Locations that are unsafe or dangerous
The current fad, as you may have seen, with 360 Video is allowing you to go to places you normally wouldn’t because they are either too dangerous or they frighten you as an individual. The overall newness of this will wear off with time, but the concept is sound and it will give a fantastic new avenue for natural science, nature documentaries, and journalism.
Some places that everyone wishes they could visit but are unable to due to safety or lack of possibility are places like Volcanic areas, deep sea diving in the Mariana trench, Arctic landscapes or the top of Mount Everest, or if you have a fear of heights, skydiving.
NASA are even developing experiences around the idea of being to move around the surface of Mars, from the comfort of your own home.
The more general usage may be found in curiosity and financial restraints. You may be fortunate enough to have freedom of movement but you simply can’t afford to kayak down the Colorado River through the Grand Canyon. But you can experience it in the meantime through 360 Video until you are able to afford it.
Or if you’re like me, who loves the idea of mountain climbing, but simply couldn’t deal with the heights, then sticking a 360 camera on an experienced mountain climber in the Andes is the next best thing.
It’s full usage of being there as an observer and safe are in the field of journalism. Journalism can benefit greatly from 360 Video, as the embedded correspondent can allow for unfiltered, undirected documentation of an event, such as a war zone, riot or celebration.
If you are familiar with film theory then you may have heard of the argument of the camera and the directed gaze. That the audience member is allowed to see what the person behind the camera has chosen to show you. This will disappear with 360 Video as you are now the person who chooses where to look and when.
The side-effect, of course, is that if you look the wrong way you may miss something, but you are no longer held captive by the directed gaze.
Experiences for the captive audience
You may not be held captive by the directed gaze, but unfortunately, you still are a captive audience member, much like in traditional video and filmmaking.

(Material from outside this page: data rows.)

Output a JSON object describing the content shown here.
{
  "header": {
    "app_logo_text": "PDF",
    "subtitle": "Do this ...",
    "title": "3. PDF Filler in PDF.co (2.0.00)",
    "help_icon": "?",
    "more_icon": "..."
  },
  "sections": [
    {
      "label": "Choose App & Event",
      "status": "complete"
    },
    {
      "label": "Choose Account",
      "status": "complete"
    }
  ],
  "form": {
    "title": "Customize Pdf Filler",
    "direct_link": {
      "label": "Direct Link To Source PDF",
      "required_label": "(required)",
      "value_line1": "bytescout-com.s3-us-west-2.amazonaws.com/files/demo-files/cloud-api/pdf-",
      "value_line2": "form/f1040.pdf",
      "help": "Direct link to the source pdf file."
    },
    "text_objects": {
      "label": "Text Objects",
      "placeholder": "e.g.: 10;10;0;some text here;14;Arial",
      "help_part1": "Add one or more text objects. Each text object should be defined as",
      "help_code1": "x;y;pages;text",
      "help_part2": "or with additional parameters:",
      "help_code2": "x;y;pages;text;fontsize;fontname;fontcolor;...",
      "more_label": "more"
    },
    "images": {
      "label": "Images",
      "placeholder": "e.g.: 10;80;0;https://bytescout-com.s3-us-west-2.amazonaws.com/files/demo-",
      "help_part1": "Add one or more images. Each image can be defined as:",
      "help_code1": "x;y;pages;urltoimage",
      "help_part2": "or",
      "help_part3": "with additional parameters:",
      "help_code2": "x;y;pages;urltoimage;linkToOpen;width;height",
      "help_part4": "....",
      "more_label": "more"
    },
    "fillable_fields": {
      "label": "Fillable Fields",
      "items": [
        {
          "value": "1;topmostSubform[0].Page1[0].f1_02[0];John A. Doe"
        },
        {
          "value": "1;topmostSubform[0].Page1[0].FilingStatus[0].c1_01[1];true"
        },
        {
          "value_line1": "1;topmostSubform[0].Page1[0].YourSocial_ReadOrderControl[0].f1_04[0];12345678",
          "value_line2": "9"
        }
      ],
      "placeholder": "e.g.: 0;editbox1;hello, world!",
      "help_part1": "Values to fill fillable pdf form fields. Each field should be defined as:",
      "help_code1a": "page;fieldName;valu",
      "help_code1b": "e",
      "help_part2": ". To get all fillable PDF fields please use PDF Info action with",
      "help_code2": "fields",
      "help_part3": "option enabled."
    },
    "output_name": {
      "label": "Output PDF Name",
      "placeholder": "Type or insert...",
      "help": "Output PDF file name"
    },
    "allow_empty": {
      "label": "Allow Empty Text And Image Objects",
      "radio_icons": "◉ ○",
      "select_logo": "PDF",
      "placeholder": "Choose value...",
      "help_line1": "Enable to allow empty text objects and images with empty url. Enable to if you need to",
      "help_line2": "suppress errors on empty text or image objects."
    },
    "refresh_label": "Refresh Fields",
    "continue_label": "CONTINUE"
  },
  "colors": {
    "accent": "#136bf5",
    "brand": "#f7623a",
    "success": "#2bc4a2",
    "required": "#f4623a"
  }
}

Cinema complexes may not have a hall filled with people watching a 360 Video, all with their own headsets. Though the infectious nature of hearing laughter and enjoying a film more because of the collective experience may be an interesting concept to pursuit with 360 Video.

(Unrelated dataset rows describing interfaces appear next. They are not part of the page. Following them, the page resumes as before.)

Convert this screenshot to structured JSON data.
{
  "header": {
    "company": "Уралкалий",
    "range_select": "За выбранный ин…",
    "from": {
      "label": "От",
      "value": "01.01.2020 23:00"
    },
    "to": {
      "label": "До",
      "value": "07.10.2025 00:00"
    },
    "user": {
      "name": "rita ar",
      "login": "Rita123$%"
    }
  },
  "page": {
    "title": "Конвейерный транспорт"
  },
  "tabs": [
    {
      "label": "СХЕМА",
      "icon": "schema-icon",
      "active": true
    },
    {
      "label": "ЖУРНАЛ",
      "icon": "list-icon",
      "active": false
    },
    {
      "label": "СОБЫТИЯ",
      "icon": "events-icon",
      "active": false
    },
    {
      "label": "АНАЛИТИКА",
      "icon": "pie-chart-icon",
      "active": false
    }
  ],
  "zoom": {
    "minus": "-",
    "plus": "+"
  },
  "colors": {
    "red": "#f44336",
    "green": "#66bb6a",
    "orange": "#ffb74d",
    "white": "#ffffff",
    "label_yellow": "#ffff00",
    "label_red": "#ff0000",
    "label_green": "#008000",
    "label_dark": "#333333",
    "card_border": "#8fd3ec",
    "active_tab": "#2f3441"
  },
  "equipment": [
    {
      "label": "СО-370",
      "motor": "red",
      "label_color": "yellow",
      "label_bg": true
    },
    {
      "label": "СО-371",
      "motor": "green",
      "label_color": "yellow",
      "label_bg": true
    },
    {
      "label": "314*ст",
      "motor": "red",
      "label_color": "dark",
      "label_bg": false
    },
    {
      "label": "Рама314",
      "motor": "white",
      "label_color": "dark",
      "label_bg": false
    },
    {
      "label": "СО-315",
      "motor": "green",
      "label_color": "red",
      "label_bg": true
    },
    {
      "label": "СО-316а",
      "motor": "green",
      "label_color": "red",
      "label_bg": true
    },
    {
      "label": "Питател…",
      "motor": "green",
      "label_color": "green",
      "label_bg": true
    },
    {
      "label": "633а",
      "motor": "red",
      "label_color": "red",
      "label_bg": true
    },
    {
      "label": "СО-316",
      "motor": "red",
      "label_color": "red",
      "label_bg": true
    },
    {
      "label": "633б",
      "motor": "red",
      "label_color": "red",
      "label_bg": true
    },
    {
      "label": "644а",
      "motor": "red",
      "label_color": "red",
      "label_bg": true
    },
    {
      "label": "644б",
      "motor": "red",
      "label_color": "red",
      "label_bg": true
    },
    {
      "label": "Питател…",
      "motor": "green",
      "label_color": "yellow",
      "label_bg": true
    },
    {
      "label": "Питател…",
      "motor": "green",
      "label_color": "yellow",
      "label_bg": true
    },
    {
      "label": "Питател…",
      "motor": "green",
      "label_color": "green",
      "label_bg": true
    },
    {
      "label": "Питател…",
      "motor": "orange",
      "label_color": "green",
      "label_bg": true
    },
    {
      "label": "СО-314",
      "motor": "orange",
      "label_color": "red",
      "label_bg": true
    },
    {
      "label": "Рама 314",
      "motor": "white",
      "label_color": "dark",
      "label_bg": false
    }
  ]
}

Where this captive audience would benefit from personal headsets are in travel. Medium and long-haul flights can be tedious for many, and if you have children it can be quite taxing to keep them entertained for 4, 5, or even 12 hours in closed space. Putting aside the need for powerful computers to run Virtual environments on every seat in an airplane, being able to view a deep-sea dive around the coast of Australia may be enough to keep anyone of any age, content on a flight somewhere.
Specifically, for children, it may help with train and car rides to have a few 360 Video ready for them to visually explore.

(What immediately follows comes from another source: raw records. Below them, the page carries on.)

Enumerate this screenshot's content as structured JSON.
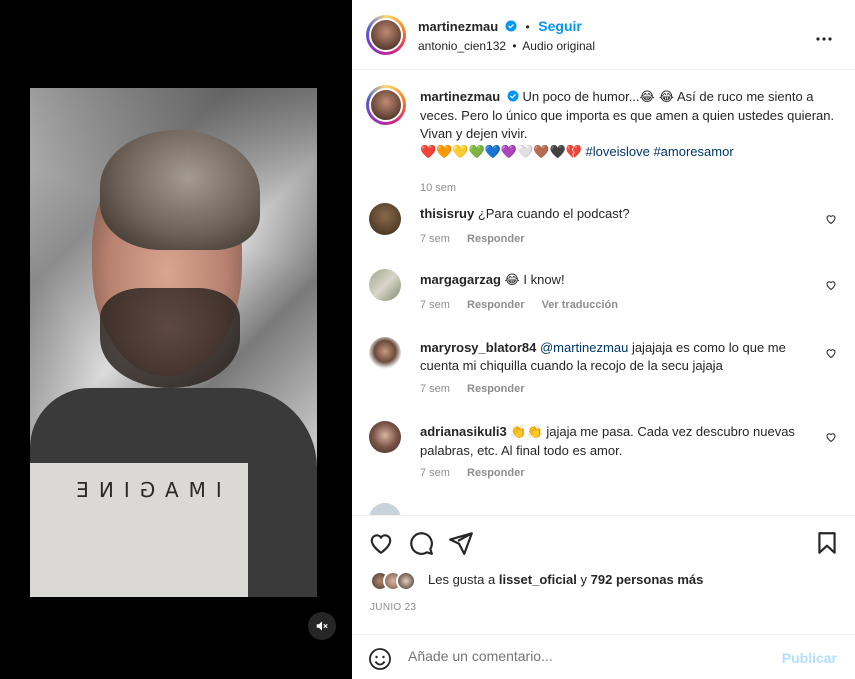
{
  "post": {
    "username": "martinezmau",
    "follow_label": "Seguir",
    "dot": "•",
    "audio_user": "antonio_cien132",
    "audio_sep": "•",
    "audio_label": "Audio original",
    "video_shirt_text": "IMAGINE",
    "caption": {
      "text_start": "Un poco de humor...",
      "laugh_emojis": "😂 😂",
      "text_rest": "Así de ruco me siento a veces. Pero lo único que importa es que amen a quien ustedes quieran. Vivan y dejen vivir.",
      "hearts": "❤️🧡💛💚💙💜🤍🤎🖤💔",
      "hashtag1": "#loveislove",
      "hashtag2": "#amoresamor",
      "age": "10 sem"
    }
  },
  "comments": [
    {
      "user": "thisisruy",
      "text": "¿Para cuando el podcast?",
      "age": "7 sem",
      "reply": "Responder",
      "translate": ""
    },
    {
      "user": "margagarzag",
      "emoji": "😂",
      "text": "I know!",
      "age": "7 sem",
      "reply": "Responder",
      "translate": "Ver traducción"
    },
    {
      "user": "maryrosy_blator84",
      "mention": "@martinezmau",
      "text": "jajajaja es como lo que me cuenta mi chiquilla cuando la recojo de la secu jajaja",
      "age": "7 sem",
      "reply": "Responder",
      "translate": ""
    },
    {
      "user": "adrianasikuli3",
      "emoji": "👏👏",
      "text": "jajaja me pasa. Cada vez descubro nuevas palabras, etc. Al final todo es amor.",
      "age": "7 sem",
      "reply": "Responder",
      "translate": ""
    }
  ],
  "likes": {
    "prefix": "Les gusta a",
    "user": "lisset_oficial",
    "mid": "y",
    "count": "792 personas más"
  },
  "date": "JUNIO 23",
  "composer": {
    "placeholder": "Añade un comentario...",
    "publish": "Publicar"
  },
  "colors": {
    "accent": "#0095f6",
    "link": "#00376b",
    "muted": "#8e8e8e",
    "publish_disabled": "#b2dffc"
  },
  "icons": [
    "more-icon",
    "verified-icon",
    "heart-icon",
    "comment-icon",
    "share-icon",
    "bookmark-icon",
    "emoji-icon",
    "mute-icon"
  ]
}
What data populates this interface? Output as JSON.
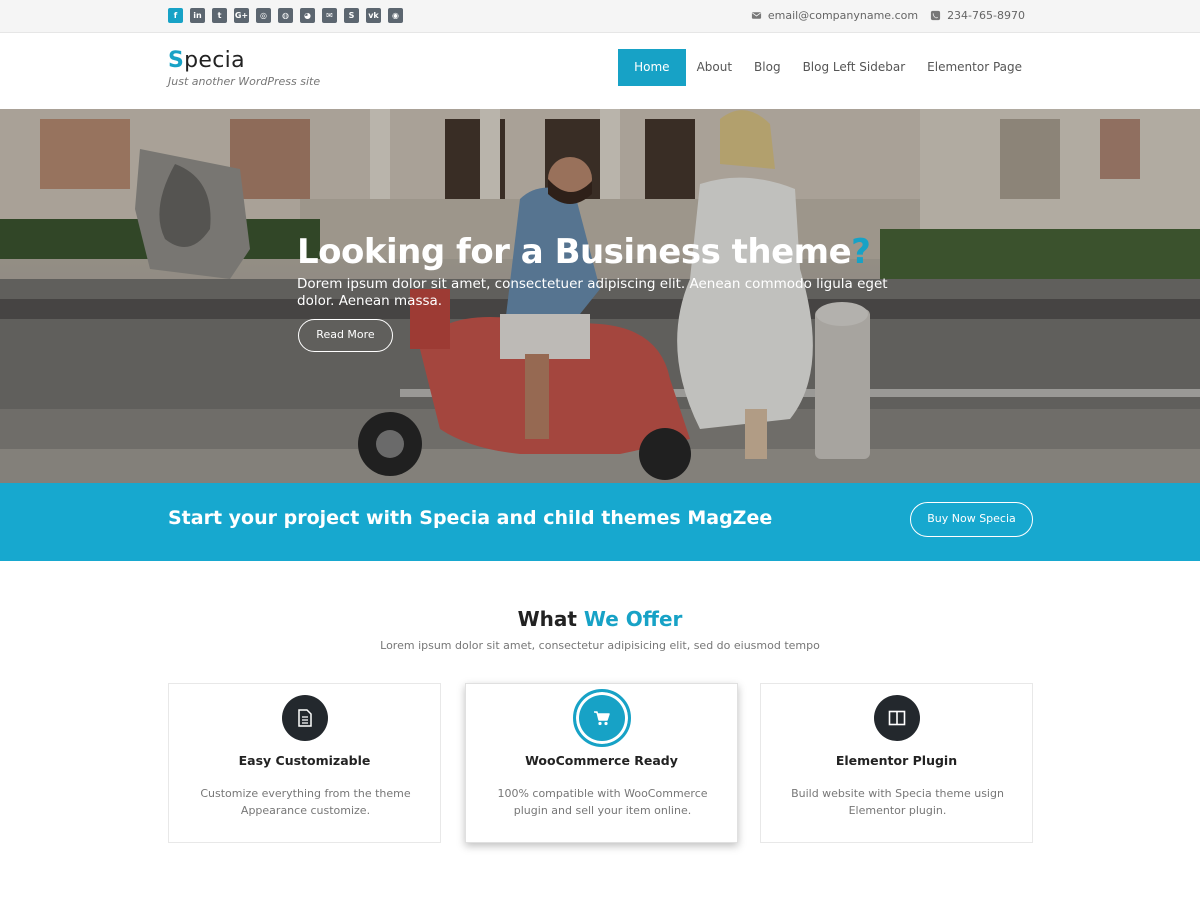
{
  "topbar": {
    "social_icons": [
      {
        "name": "facebook-icon",
        "glyph": "f"
      },
      {
        "name": "linkedin-icon",
        "glyph": "in"
      },
      {
        "name": "twitter-icon",
        "glyph": "t"
      },
      {
        "name": "google-plus-icon",
        "glyph": "G+"
      },
      {
        "name": "instagram-icon",
        "glyph": "◎"
      },
      {
        "name": "dribbble-icon",
        "glyph": "◍"
      },
      {
        "name": "github-icon",
        "glyph": "◕"
      },
      {
        "name": "email-social-icon",
        "glyph": "✉"
      },
      {
        "name": "skype-icon",
        "glyph": "S"
      },
      {
        "name": "vk-icon",
        "glyph": "vk"
      },
      {
        "name": "foursquare-icon",
        "glyph": "◉"
      }
    ],
    "email": "email@companyname.com",
    "phone": "234-765-8970"
  },
  "header": {
    "logo_first": "S",
    "logo_rest": "pecia",
    "tagline": "Just another WordPress site",
    "nav": [
      "Home",
      "About",
      "Blog",
      "Blog Left Sidebar",
      "Elementor Page"
    ]
  },
  "hero": {
    "title": "Looking for a Business theme",
    "title_mark": "?",
    "text": "Dorem ipsum dolor sit amet, consectetuer adipiscing elit. Aenean commodo ligula eget dolor. Aenean massa.",
    "button": "Read More"
  },
  "cta": {
    "text": "Start your project with Specia and child themes MagZee",
    "button": "Buy Now Specia"
  },
  "offer": {
    "title_a": "What",
    "title_b": "We Offer",
    "subtitle": "Lorem ipsum dolor sit amet, consectetur adipisicing elit, sed do eiusmod tempo",
    "cards": [
      {
        "title": "Easy Customizable",
        "text": "Customize everything from the theme Appearance customize.",
        "icon": "document-icon"
      },
      {
        "title": "WooCommerce Ready",
        "text": "100% compatible with WooCommerce plugin and sell your item online.",
        "icon": "cart-icon"
      },
      {
        "title": "Elementor Plugin",
        "text": "Build website with Specia theme usign Elementor plugin.",
        "icon": "columns-icon"
      }
    ]
  },
  "colors": {
    "accent": "#17a2c6",
    "cta_background": "#17a8cf",
    "dark_icon": "#23282d"
  }
}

Schools can also have a great benefit with this, imagine teaching your class about Rome or Athens, and having the ability that everyone places their headset on and is instant transports to the Coliseum or Parthenon. How much more your class would be engaged, they could even join an archaeological team entering the catacombs of some long lost ancient crypt.
And not just schools for children, but universities and other post-graduate institutions like business school can benefit from 360 Video. All for the very same reasons for offering more immersive, first-person experiences of events and landscapes.
The immersive, first-person experience is of definite note for marketers and brands. How much more brand identification could you get through placing the person in the middle of the experience your brand purports to offer. The individual could be in a Red Bull stunt plane, experiencing first hand a Red Bull Race. That viewer would definitely have a higher chance of exploring the Red Bull brand after.